--- INSTRUCTIONS TO FOLLOW ---
Please find the lines in the following records that hold "JSON", and copy them.
== Segment start ==
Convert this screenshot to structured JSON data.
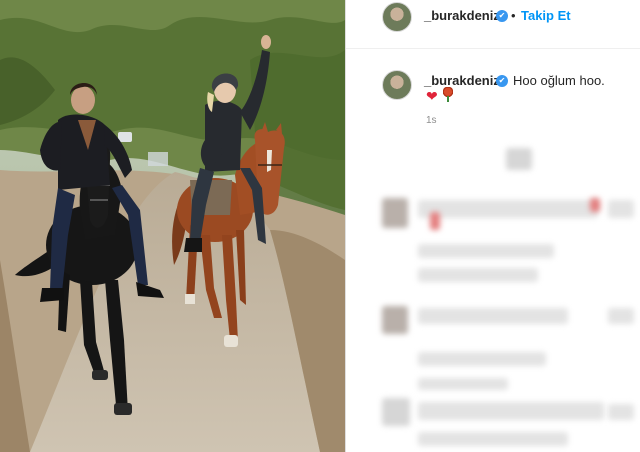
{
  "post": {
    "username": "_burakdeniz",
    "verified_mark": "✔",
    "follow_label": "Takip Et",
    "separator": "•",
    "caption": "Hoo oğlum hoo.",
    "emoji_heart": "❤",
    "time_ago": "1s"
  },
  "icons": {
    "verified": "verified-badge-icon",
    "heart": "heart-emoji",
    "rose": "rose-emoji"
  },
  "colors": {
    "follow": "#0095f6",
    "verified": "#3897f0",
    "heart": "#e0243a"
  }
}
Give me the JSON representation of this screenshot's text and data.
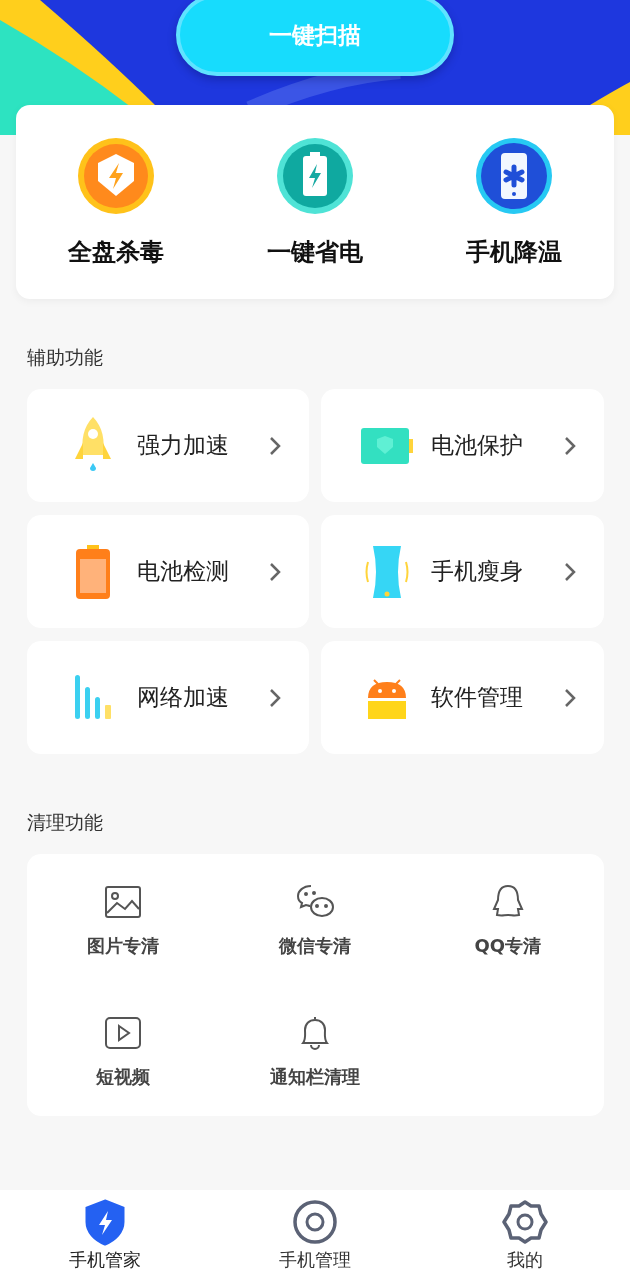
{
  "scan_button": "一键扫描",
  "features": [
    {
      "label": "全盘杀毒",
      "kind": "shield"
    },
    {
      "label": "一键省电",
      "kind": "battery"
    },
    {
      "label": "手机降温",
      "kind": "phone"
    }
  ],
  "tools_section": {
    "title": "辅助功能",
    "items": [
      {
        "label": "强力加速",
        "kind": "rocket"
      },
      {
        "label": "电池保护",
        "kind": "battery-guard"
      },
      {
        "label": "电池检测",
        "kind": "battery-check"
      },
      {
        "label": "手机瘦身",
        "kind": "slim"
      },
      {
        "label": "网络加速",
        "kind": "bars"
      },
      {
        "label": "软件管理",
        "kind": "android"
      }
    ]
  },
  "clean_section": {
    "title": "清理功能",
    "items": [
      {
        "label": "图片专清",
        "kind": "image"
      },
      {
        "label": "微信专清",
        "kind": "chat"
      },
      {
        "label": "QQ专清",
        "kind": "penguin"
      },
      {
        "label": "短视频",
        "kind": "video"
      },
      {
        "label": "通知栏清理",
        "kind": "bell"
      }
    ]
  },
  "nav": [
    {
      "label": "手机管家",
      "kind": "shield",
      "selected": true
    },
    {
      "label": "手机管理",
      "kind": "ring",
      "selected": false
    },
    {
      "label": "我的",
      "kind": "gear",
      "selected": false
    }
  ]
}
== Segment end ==
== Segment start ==
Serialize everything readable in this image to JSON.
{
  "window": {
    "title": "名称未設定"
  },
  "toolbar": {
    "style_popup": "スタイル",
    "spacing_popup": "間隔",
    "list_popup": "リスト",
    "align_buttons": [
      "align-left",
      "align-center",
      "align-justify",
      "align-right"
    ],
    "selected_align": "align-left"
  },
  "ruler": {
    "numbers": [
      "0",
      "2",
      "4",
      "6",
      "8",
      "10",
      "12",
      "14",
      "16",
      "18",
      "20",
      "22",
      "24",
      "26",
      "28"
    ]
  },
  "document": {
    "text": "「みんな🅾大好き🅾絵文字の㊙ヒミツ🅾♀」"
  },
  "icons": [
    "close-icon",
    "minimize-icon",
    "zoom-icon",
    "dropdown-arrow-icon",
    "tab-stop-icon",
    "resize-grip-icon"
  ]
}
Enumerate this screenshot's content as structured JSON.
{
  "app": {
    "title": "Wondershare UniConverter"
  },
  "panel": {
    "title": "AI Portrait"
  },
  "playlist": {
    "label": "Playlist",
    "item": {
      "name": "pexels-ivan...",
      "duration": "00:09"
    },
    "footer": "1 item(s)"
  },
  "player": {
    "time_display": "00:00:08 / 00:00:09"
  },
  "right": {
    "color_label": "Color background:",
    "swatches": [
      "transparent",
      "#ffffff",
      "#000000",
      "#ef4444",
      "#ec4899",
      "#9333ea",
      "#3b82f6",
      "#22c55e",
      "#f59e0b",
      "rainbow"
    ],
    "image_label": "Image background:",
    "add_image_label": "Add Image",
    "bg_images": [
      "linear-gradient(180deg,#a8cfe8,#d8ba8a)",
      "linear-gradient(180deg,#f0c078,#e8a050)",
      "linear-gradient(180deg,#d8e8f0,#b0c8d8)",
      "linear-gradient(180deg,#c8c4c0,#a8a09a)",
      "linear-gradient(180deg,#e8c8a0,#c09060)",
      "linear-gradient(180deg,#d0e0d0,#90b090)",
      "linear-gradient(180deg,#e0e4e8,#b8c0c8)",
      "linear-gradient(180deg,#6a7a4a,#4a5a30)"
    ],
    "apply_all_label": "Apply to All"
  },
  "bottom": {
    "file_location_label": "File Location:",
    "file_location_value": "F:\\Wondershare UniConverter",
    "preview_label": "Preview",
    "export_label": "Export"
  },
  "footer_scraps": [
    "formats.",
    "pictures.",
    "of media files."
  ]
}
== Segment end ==
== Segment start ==
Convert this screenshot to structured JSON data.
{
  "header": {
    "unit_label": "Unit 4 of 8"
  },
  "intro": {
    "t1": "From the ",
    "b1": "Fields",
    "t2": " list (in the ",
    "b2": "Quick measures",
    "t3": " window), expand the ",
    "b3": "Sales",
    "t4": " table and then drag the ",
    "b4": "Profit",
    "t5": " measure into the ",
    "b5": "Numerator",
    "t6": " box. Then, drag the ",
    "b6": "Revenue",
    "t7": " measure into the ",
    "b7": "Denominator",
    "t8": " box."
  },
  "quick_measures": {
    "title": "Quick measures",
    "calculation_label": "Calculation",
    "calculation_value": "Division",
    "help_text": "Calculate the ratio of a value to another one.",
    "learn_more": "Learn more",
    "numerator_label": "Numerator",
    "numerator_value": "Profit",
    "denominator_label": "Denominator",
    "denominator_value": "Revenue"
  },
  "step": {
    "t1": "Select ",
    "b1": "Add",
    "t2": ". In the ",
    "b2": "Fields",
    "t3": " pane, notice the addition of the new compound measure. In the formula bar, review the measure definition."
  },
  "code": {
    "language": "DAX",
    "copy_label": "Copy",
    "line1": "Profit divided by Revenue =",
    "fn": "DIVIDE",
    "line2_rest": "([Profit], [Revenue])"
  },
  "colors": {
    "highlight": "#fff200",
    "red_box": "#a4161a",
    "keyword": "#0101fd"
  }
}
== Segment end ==
--- YOUR RESPONSE ---
Convert this screenshot to structured JSON data.
Give me the JSON representation of this screenshot's text and data.
Serialize everything readable in this image to JSON.
Enumerate this screenshot's content as structured JSON.
Convert this screenshot to structured JSON data.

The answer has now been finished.